__Directions for this task__. Report the count of lines containing the word "Damian" in the entries below, and nothing more.

__Data supplied__.
---

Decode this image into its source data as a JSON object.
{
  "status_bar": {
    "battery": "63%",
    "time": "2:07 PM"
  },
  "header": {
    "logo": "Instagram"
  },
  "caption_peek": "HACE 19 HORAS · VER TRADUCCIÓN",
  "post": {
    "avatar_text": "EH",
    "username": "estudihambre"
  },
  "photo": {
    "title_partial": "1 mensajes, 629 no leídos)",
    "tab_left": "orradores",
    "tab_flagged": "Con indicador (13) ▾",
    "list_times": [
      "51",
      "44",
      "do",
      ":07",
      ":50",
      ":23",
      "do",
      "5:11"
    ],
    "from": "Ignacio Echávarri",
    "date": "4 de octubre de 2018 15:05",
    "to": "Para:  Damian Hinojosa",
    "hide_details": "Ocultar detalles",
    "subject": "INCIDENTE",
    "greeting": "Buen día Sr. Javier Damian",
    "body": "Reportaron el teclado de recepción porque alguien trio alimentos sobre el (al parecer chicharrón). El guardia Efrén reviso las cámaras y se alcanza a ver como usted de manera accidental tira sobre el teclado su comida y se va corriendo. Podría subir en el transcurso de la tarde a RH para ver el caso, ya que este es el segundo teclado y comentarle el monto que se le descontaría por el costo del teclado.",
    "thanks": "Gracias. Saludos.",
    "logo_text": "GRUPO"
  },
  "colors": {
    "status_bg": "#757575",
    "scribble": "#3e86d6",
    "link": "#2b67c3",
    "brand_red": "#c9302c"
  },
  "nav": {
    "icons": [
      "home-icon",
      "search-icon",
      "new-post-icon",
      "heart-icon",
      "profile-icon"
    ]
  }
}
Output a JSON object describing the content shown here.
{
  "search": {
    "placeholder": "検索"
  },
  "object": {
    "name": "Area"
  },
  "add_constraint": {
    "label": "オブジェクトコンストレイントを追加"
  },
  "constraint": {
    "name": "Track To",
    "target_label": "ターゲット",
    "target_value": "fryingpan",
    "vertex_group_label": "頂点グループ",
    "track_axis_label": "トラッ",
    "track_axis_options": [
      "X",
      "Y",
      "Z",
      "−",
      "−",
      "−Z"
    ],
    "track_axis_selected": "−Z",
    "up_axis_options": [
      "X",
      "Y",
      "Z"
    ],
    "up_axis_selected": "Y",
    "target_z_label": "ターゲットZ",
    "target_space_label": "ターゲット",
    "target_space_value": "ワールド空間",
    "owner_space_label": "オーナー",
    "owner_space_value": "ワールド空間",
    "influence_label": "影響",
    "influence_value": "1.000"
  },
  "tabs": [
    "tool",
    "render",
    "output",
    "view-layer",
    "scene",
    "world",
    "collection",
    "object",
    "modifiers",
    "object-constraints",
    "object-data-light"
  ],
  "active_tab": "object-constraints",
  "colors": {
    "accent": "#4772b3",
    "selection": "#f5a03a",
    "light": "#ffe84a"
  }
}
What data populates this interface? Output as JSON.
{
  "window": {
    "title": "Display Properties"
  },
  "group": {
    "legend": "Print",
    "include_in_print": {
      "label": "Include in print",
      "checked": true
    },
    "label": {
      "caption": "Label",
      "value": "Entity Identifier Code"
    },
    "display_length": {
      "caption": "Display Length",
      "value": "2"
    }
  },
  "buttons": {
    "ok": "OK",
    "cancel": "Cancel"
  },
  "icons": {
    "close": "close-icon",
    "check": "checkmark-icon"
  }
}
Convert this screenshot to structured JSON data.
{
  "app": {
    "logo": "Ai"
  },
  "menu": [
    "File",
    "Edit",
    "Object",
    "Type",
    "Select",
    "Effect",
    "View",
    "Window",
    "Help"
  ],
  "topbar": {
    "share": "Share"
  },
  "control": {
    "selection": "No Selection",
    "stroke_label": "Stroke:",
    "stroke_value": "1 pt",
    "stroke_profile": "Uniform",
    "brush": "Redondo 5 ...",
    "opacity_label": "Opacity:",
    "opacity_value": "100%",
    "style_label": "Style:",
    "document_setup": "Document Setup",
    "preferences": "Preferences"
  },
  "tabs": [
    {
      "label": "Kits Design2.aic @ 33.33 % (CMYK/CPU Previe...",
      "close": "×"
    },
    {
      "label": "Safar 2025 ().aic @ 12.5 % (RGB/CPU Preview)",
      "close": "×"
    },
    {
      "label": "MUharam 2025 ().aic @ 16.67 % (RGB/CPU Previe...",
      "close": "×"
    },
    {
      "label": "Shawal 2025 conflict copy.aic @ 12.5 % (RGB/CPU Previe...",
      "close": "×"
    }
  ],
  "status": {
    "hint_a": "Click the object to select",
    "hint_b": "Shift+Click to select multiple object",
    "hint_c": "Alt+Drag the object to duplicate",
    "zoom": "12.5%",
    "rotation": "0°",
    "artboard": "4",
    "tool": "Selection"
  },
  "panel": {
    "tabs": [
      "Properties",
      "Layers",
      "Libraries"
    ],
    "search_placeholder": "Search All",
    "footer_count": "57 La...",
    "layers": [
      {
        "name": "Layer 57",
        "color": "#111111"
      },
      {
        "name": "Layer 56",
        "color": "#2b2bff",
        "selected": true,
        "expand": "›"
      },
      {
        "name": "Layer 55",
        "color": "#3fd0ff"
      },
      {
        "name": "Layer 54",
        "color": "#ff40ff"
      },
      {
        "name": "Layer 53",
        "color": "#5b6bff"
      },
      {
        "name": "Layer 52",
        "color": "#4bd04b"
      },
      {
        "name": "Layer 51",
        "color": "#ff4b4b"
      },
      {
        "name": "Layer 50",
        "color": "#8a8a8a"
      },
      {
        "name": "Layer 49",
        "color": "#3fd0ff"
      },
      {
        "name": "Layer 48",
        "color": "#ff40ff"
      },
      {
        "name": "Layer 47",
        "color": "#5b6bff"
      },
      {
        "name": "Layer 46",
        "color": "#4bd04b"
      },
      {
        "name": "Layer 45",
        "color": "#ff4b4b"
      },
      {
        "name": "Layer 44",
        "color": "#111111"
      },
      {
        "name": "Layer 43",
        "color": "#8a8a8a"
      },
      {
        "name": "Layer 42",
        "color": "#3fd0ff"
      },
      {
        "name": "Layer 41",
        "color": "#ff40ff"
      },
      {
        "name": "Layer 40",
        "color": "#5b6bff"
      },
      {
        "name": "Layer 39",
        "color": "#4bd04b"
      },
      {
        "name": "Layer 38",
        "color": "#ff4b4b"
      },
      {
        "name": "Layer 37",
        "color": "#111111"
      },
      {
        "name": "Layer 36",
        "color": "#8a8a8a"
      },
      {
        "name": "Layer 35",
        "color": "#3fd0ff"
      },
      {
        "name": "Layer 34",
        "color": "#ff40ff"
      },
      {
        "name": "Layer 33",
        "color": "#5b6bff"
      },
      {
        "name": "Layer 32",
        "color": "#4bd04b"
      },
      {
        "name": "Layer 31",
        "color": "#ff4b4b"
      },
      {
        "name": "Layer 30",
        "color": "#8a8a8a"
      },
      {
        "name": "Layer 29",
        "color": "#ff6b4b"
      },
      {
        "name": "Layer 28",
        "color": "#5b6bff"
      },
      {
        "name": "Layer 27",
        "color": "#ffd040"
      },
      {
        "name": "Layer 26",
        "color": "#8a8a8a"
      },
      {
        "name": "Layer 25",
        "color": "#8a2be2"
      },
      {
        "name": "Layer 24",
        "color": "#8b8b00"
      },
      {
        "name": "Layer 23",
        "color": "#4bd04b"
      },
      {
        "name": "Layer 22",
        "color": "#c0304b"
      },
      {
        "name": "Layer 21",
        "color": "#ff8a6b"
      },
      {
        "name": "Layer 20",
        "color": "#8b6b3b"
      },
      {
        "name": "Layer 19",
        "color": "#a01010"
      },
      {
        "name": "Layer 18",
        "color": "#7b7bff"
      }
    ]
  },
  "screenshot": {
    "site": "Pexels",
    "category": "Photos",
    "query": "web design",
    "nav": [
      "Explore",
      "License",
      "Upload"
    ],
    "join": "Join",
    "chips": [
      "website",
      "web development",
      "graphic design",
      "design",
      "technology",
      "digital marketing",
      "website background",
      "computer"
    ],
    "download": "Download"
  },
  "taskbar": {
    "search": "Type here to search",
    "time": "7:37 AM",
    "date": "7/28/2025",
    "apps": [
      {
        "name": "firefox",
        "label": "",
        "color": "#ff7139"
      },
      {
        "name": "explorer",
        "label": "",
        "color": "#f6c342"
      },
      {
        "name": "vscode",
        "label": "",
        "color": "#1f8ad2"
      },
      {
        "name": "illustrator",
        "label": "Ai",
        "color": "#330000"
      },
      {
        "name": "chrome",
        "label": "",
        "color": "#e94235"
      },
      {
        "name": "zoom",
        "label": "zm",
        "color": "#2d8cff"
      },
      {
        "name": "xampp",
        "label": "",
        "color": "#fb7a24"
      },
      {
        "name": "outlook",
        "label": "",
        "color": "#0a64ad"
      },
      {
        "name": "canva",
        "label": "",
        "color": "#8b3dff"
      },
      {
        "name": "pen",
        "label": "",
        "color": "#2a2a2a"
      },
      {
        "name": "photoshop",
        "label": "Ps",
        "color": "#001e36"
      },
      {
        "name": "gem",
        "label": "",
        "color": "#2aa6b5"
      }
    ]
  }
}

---

__Solution to the problem__. 2